If a syllable starts with a consonant (or can start with a fictitious constant like w- or y-), a medial -n- is placed after the initial consonant. E.g: znii = money (錢), snua = mountain (山), wnual = bowl (碗), ynii = round (圓). For glottal-stop initiated syllable (no initial consonant symbol) containing no initial u or i vowel, we use the ngh- initial. E.g: nghar = pie filling (餡).
Velar-nasal vowel ng 軟顎鼻母音
Besides its consonantal role, the phonetic ng actually also serves as a vowel in many Hoklo words.
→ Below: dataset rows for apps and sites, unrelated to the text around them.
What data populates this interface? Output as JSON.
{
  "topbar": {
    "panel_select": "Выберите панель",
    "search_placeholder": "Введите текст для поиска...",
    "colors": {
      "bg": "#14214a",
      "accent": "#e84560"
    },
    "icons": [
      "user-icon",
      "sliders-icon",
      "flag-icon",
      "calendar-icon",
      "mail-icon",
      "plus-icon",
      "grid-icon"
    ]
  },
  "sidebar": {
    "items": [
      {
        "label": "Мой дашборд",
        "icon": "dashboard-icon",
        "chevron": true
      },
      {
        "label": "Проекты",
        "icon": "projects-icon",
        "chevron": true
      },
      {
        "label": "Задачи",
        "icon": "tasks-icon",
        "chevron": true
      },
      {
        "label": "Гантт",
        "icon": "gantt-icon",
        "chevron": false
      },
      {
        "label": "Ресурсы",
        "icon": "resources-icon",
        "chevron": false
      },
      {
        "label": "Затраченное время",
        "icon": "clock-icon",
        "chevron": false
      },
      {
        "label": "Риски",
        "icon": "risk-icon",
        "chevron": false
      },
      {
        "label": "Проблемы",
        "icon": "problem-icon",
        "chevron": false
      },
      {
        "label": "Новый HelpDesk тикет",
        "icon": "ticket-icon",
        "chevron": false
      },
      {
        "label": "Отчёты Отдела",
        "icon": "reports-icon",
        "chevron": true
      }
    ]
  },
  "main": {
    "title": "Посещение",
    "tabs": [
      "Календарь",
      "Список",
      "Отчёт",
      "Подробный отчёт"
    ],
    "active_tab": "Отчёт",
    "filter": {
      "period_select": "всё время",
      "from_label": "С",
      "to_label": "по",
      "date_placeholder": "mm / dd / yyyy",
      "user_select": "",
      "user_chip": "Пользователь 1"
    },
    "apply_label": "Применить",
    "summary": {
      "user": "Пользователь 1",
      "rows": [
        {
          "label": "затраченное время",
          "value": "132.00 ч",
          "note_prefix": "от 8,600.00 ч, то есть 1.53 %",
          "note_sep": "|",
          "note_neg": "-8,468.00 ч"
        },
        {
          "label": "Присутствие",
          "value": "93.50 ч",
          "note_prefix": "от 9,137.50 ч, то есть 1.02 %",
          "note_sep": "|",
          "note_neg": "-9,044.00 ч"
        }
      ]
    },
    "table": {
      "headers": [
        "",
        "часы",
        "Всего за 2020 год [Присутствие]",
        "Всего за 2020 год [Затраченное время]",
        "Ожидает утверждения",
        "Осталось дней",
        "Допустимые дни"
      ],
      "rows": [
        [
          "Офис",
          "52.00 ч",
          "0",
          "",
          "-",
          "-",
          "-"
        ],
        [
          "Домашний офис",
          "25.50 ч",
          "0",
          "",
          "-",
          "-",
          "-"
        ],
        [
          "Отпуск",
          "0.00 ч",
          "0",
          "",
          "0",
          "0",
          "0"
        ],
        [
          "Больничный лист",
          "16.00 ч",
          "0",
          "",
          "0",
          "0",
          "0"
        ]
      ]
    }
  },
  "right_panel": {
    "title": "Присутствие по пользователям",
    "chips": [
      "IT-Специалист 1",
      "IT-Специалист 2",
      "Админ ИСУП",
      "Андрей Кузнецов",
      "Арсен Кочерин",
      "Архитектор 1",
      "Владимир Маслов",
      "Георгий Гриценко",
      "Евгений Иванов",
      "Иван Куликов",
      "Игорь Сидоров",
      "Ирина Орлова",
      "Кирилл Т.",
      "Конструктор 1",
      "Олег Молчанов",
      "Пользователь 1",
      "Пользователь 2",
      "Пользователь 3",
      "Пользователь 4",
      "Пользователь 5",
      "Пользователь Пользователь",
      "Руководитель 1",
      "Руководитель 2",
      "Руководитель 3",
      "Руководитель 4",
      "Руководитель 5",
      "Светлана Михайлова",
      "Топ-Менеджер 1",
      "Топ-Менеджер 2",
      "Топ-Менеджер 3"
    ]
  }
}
This awkward vowelless-looking spelling can be made friendlier by introducing a fictitious vowel y. Hence we have yyng = yellow (黃), synk = to calculate (算), byrng = steamed rice (飯).

Fictitious initial consonant w- y- 假輔音
 If a syllable initiates with phonetic u- or i-, a fictitious consonants w- or y- is prepended or used as replacement.
Interdialectal romanization 跨方言拼音
This feature is used sparingly, to accomodate words that are pronounced differently in different dialects/sub-dialects, or to bust homonym problems.
            qyl = language (語): unifies qil/qul
            geu = chicken (雞): unifies ge/gue/goi
            boe = to fly (飛): unifies be/bue
            gimn = now, today (今): unifies gin/gim
            fhongfuap = method (方法): interdialectal with Mandarin and Middle Chinese
Homonym buster 同音拼異字
This features is used sparingly, to resolve those most common homonym cases.
            gim = gold (金)
            gimn = now, today (今)
            gail = to change (改)
            grail = to explain, to dissolve (解)
            snuac = to disperse (散)
            snuyac = thread (線)

            gaul = dog (狗)
            gayul = nine (九)
            hong = wind (風)
            fhong = direction (方)
Hoklo is a stereotonic language and has a very unique and pristene tonal-phrase structure. Tadpolenese aims at writing out this tonal-phrase structure explicitly, and also tries to increase the readability by using interdialectal spelling and homonym buster features. Some reasons why Tadpolenese is more readable are: (1) usage of tonal letters instead of diacritics, because in a tonal language, tones actually do carry important information/correlations. For instance, in Hoklo, the Qu tone category (-c/-mp/-nt/-nk/-rc/-rmp/-rnt/-rnk) is correlated with the presence of action verbs, and the Yang-Shang tones (-r) correlated with emotional/auxiliary verbs, so larger-size tone symbols allows better visual-to-grammatical correlation, (3) presence of phrase-final mark (.) is correlated with nouns or noun-like phrases, (4) homonym busters reduce interpretation confusion, (5) interdialectal romanization helps to build in mental correlations for people already familiar with Hanyu Pinyin. Finally, because Tadpolenese uses only 26 letters, it can be typed wherever English can be typed.